A small number of personnel who had been in the battalion's rear detail, managed to avoid capture having been routed separately from the Middle East. Returning to Australia, initially they were to be redistributed to other units, but eventually the decision was made to reform the 2/2nd and throughout the remainder of 1942 and into 1943 the battalion was rebuilt from this cadre. In June 1943, the 2/2nd Pioneers were deployed to New Guinea undertaking both traditional infantry and engineering tasks. Assigned once again to the 7th Division, they saw combat in the Markham–Ramu Valley, advancing overland from Tsili Tsili,[8] and constructing an airfield after the Landing at Nadzab. They were then re-roled as infantry and joined the drive on Lae alongside Australian and US forces.[9] They remained in New Guinea, taking part in the advance into the Finisterres until eary 1944 when they returned to Australia for rest and reorganisation.[1]

The battalion's final involvement in the war came in mid-1945 when it deployed to support both the 7th and 9th Divisions in Operation Oboe as part of the 2nd Beach Group. In this role they participated in both the Battle of Tarakan and the Battle of Balikpapan during the Borneo campaign. During this campaign, the battalion was used primarily as a labour force around the beachhead, unloading stores and equipment, maintaining defensive positions and guarding prisoners. Following the end of hostilities in August 1945, the battalion was disbanded in late 1945. The 2/2nd's casualties during the war amounted to 394 killed in action or died on active service, and 121 wounded. Members of the battalion received the following decorations: two Distinguished Service Orders, five Officers of the Order of the British Empire, two Military Crosses, two British Empire Medals, 13 Military Medals and 13 Mentions in Despatches.[1]

After the war, the functions of the pioneers were subsumed into traditional infantry battalions, which each raised a platoon of assault pioneers within their support companies. As a result no pioneer battalions have been re-raised in the Australian Army since the end of World War II.[9]

Battle honours[edit]

For the service during World War II, the 2/2nd Pioneer Battalion was awarded the following battle honours:

  • Syria 1941, Merjayun, Damour, Mazaraat ech Chouf, South-West Pacific 1942–1945, Lae–Nadzab, Lae Road, Liberation of Australian New Guinea, Ramu Valley, Shaggy Ridge, Java 1942.[1]

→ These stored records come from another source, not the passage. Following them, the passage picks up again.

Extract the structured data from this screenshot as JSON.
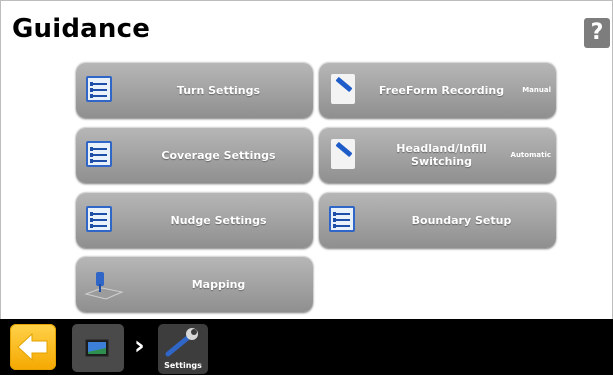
{
  "header": {
    "title": "Guidance",
    "help_label": "?"
  },
  "tiles": [
    {
      "label": "Turn Settings",
      "tag": ""
    },
    {
      "label": "FreeForm Recording",
      "tag": "Manual"
    },
    {
      "label": "Coverage Settings",
      "tag": ""
    },
    {
      "label": "Headland/Infill Switching",
      "tag": "Automatic"
    },
    {
      "label": "Nudge Settings",
      "tag": ""
    },
    {
      "label": "Boundary Setup",
      "tag": ""
    },
    {
      "label": "Mapping",
      "tag": ""
    }
  ],
  "bottom_bar": {
    "separator": "›",
    "current_crumb": "Settings"
  },
  "icons": {
    "list": "list-settings-icon",
    "pen": "pen-recording-icon",
    "map": "map-pin-icon",
    "back": "back-arrow-icon",
    "home": "home-screen-icon",
    "wrench": "wrench-icon"
  },
  "colors": {
    "tile": "#a3a3a3",
    "back_button": "#f5b800",
    "icon_blue": "#2f66c7",
    "bottom_bar": "#000000"
  }
}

References[edit]

Citations
  1. ^ a b c d e f g "2/2nd Pioneer Battalion". Second World War, 1939–1945 units. Australian War Memorial. Retrieved 9 January 2014. 
  2. ^ Dennis et al 1995, pp. 465–466.
  3. ^ a b "2/2 Pioneer Battalion history". The Chronicle (Toowoomba, Queensland: APN Newspapers). 7 April 2010. p. 4. ISSN 1321-7879. 
  4. ^ Dennis et al 1995, p. 465.
  5. ^ Long 1953, p. 408.
  6. ^ Long 1953, p. 409.
  7. ^ Long 1953, p. 526.
  8. ^ Dexter 1961, p. 270.
  9. ^ a b Dennis et al 1995, p. 466.
Bibliography
  • Dennis, Peter; Grey, Jeffrey; Morris, Ewan; Prior, Robin; Connor, John (1995). The Oxford Companion to Australian Military History (1st ed.). Melbourne, Victoria: Oxford University Press. ISBN 0-19-553227-9. 
  • Dexter, David (1961). The New Guinea Offensives (PDF). Australia in the War of 1939–1945. Series 1 – Army. Volume VI (1st ed.). Canberra, Australian Capital Territory: Australian War Memorial. OCLC 2028994. 
  • Long, Gavin (1953). Greece, Crete and Syria. Australia in the War of 1939–1945. Series 1 – Army. Volume II (1st ed.). Canberra, Australian Capital Territory: Australian War Memorial. OCLC 3134080. 

Further reading[edit]

  • Aitken, Edward (1953). The Story of the 2/2nd Australian Pioneer Battalion. Melbourne, Victoria: 2/2nd Pioneer Battalion Association. OCLC 12043761.